Where does the word "Bend" show up in the records? Copy every line that holds it.

********

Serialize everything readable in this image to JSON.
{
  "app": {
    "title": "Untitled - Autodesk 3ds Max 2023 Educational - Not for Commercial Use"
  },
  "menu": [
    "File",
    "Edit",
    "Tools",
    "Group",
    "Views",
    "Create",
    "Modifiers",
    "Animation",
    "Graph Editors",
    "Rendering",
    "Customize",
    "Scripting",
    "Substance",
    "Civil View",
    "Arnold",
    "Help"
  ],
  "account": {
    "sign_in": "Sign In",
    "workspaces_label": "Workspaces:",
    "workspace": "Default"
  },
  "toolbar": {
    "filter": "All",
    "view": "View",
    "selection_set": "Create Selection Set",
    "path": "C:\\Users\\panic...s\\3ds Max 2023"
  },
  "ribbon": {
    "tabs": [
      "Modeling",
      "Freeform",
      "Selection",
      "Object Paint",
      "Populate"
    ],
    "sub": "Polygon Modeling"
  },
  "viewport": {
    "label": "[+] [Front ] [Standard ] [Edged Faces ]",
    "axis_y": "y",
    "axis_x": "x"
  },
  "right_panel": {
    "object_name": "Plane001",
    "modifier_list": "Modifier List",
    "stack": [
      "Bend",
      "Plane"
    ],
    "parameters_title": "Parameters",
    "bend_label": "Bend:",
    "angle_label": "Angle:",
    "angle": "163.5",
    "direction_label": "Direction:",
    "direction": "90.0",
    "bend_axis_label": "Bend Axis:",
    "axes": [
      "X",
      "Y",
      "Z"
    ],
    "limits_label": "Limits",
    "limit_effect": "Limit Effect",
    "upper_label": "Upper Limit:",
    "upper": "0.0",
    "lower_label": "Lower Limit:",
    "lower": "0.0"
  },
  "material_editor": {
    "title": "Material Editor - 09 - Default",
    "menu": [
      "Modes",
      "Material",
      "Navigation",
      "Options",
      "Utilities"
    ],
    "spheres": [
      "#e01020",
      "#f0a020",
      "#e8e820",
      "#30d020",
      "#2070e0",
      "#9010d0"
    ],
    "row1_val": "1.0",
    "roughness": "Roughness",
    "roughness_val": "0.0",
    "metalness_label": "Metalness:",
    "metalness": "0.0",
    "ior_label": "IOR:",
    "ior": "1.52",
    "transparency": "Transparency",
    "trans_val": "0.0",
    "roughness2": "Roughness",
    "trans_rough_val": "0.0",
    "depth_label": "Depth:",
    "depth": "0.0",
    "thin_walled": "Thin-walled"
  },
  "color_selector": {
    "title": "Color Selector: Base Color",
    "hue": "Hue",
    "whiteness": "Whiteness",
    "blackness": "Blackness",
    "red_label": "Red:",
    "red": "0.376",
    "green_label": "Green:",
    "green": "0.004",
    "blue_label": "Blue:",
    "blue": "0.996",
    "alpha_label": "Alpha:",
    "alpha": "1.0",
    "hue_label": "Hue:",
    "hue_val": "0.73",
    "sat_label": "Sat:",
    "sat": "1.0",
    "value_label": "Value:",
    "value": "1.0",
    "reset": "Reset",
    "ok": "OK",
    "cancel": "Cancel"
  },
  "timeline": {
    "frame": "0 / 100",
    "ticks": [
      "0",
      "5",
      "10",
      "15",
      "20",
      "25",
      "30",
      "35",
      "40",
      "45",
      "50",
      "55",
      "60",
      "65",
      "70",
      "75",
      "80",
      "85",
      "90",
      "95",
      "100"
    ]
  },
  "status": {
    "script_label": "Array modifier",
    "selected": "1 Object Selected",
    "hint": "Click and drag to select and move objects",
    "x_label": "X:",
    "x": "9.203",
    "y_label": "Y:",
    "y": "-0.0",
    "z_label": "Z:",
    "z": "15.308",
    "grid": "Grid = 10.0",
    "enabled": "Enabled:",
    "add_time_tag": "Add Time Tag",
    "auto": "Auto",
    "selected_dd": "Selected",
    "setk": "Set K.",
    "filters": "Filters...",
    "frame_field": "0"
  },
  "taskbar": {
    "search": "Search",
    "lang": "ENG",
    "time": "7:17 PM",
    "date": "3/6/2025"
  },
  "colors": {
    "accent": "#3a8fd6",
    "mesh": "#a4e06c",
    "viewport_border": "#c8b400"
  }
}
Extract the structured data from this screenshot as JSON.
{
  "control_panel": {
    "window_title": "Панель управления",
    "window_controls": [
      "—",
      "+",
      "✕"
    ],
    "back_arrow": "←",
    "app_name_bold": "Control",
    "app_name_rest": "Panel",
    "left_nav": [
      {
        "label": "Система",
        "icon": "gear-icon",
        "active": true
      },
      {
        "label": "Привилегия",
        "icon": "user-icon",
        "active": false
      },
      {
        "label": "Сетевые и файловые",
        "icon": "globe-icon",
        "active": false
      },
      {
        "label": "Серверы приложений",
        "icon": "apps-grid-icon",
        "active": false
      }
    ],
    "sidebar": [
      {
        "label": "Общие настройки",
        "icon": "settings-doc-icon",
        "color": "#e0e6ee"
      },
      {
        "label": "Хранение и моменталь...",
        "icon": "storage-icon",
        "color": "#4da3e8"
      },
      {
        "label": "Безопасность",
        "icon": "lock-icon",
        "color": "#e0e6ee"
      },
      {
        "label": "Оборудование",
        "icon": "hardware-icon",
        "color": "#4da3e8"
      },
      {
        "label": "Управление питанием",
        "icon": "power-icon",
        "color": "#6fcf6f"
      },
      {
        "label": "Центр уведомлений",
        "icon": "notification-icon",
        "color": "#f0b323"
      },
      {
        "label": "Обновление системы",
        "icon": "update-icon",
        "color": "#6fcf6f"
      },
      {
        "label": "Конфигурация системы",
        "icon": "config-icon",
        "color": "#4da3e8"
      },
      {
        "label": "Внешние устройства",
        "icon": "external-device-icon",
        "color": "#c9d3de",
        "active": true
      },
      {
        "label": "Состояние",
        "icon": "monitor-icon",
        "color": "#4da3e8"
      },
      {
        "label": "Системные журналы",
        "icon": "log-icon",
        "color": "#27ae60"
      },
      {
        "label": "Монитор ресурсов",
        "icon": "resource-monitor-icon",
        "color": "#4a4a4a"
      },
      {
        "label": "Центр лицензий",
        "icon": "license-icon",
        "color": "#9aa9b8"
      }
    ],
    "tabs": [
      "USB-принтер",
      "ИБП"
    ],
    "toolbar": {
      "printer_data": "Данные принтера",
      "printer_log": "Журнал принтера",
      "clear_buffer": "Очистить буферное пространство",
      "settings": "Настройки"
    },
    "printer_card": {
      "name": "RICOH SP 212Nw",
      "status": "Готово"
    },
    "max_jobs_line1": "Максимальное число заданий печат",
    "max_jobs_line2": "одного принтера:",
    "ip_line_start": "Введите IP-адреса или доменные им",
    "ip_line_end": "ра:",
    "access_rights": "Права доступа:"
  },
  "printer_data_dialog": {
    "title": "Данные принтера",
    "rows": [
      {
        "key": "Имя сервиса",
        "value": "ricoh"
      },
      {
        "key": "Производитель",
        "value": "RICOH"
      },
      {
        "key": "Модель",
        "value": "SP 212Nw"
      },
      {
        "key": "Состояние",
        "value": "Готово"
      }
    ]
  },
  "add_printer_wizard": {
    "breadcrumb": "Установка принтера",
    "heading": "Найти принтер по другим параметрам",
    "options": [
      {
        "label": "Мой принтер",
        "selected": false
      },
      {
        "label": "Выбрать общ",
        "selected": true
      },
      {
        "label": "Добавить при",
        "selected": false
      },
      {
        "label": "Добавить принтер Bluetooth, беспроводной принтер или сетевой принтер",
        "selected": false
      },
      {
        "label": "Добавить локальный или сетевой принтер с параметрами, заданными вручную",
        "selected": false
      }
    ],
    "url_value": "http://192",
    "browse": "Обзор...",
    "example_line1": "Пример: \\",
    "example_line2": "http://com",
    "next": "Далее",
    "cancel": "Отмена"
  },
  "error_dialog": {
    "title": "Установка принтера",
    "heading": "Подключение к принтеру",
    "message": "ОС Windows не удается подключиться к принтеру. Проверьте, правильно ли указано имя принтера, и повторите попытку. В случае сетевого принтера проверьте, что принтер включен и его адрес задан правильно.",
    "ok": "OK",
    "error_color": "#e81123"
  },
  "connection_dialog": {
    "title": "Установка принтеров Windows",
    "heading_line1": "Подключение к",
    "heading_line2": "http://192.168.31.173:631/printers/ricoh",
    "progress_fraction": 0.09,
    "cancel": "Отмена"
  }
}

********

## [Exercise response]
      "Bend",
    "bend_label": "Bend:",
    "bend_axis_label": "Bend Axis:",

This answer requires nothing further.